START DATA FOR ANALYSIS

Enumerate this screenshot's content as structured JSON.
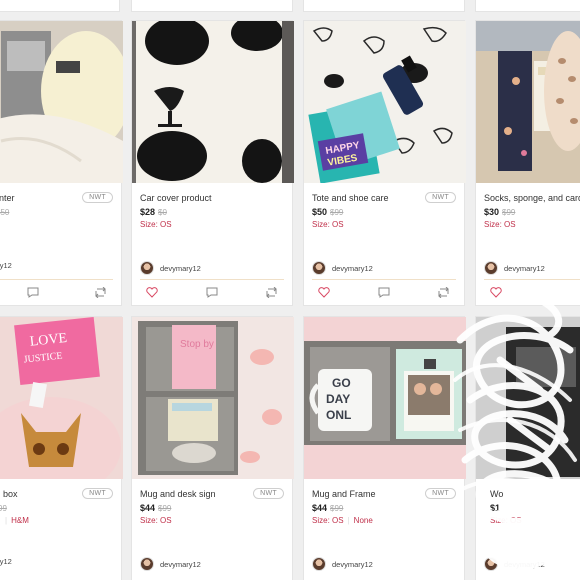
{
  "badge_label": "NWT",
  "seller_name": "devymary12",
  "listings": [
    {
      "title": "nter",
      "price": "",
      "orig_price": "$50",
      "size_label": "",
      "size_value": "",
      "brand": ""
    },
    {
      "title": "Car cover product",
      "price": "$28",
      "orig_price": "$0",
      "size_label": "Size:",
      "size_value": "OS",
      "brand": ""
    },
    {
      "title": "Tote and shoe care",
      "price": "$50",
      "orig_price": "$99",
      "size_label": "Size:",
      "size_value": "OS",
      "brand": ""
    },
    {
      "title": "Socks, sponge, and card",
      "price": "$30",
      "orig_price": "$99",
      "size_label": "Size:",
      "size_value": "OS",
      "brand": ""
    },
    {
      "title": "box",
      "price": "",
      "orig_price": "99",
      "size_label": "",
      "size_value": "",
      "brand": "H&M"
    },
    {
      "title": "Mug and desk sign",
      "price": "$44",
      "orig_price": "$99",
      "size_label": "Size:",
      "size_value": "OS",
      "brand": ""
    },
    {
      "title": "Mug and Frame",
      "price": "$44",
      "orig_price": "$99",
      "size_label": "Size:",
      "size_value": "OS",
      "brand": "None"
    },
    {
      "title": "Wo",
      "price": "$1",
      "orig_price": "",
      "size_label": "Size:",
      "size_value": "OS",
      "brand": ""
    }
  ],
  "image_text": {
    "love_justice_line1": "LOVE",
    "love_justice_line2": "JUSTICE",
    "happy_vibes_line1": "HAPPY",
    "happy_vibes_line2": "VIBES",
    "mug_line1": "GO",
    "mug_line2": "DAY",
    "mug_line3": "ONL",
    "stop_sign": "Stop by"
  },
  "icons": [
    "heart-icon",
    "comment-icon",
    "share-icon"
  ],
  "colors": {
    "price_accent": "#c0304a",
    "badge_border": "#cfcfcf",
    "divider": "#f0e0c8"
  }
}
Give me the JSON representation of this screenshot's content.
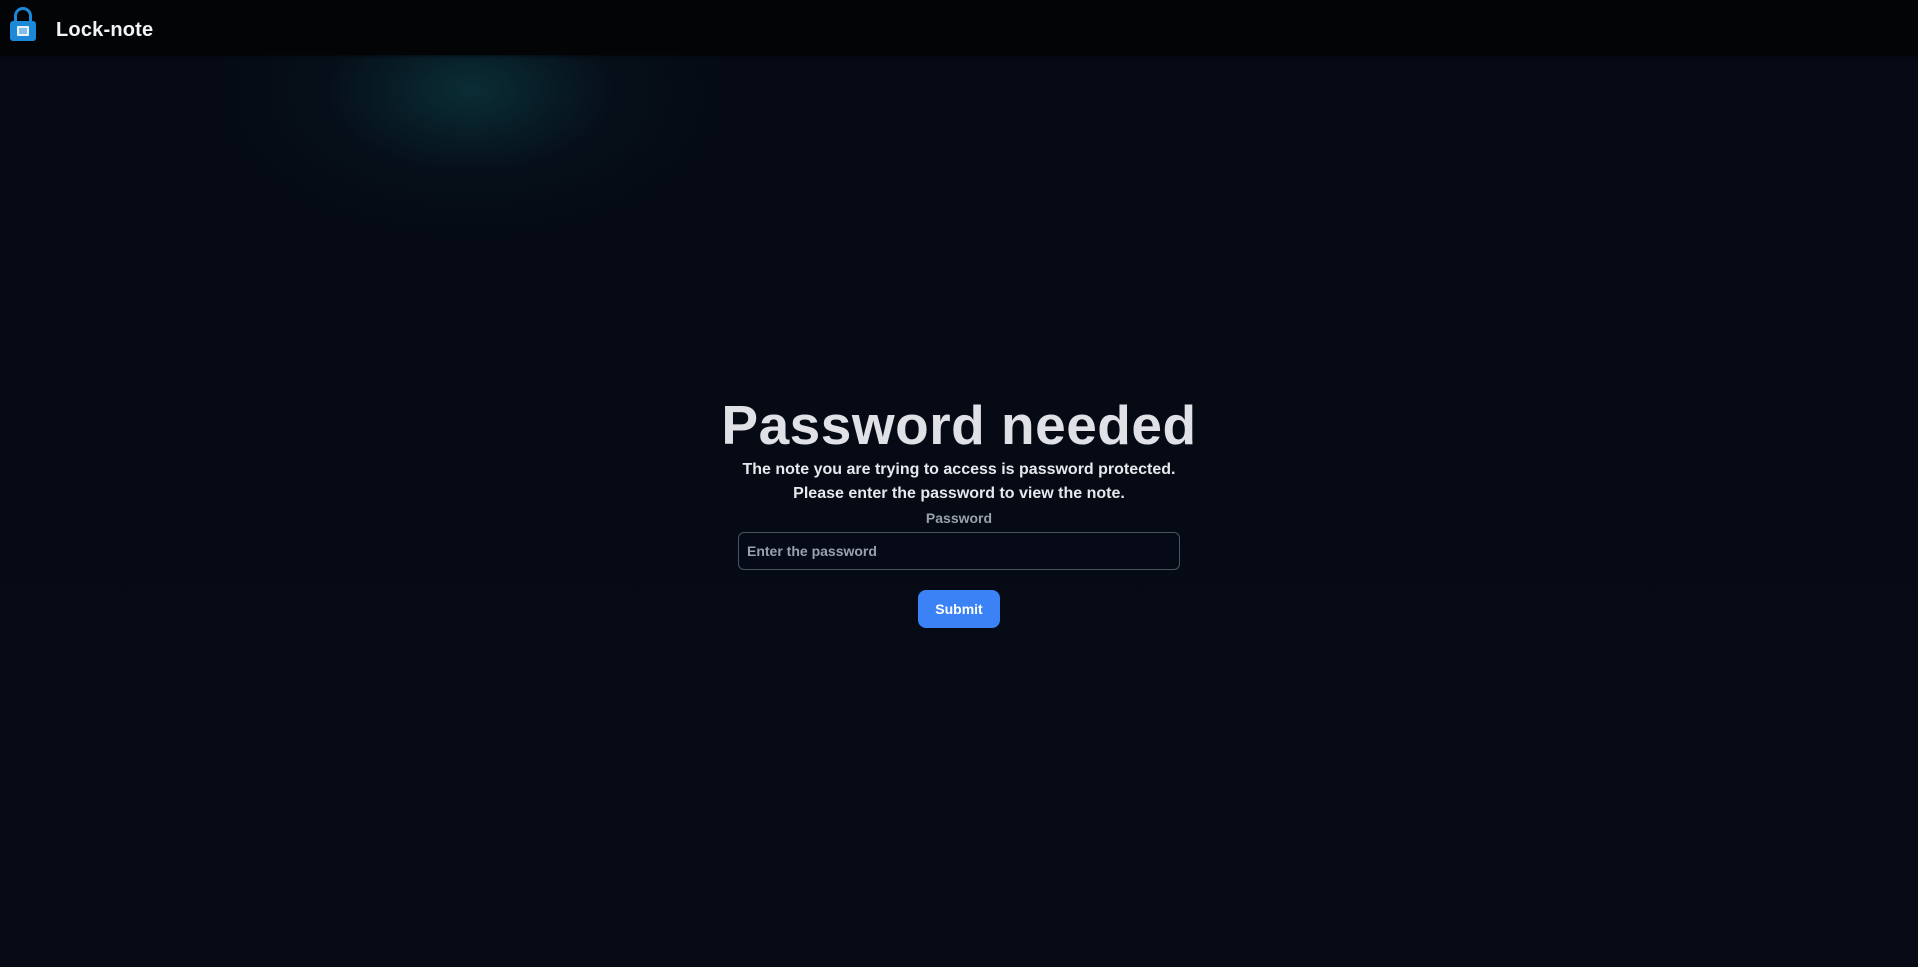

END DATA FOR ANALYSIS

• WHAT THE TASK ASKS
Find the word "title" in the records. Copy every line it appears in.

• SOLUTION TO THIS PROBLEM
      "title": "nter",
      "title": "Car cover product",
      "title": "Tote and shoe care",
      "title": "Socks, sponge, and card",
      "title": "box",
      "title": "Mug and desk sign",
      "title": "Mug and Frame",
      "title": "Wo",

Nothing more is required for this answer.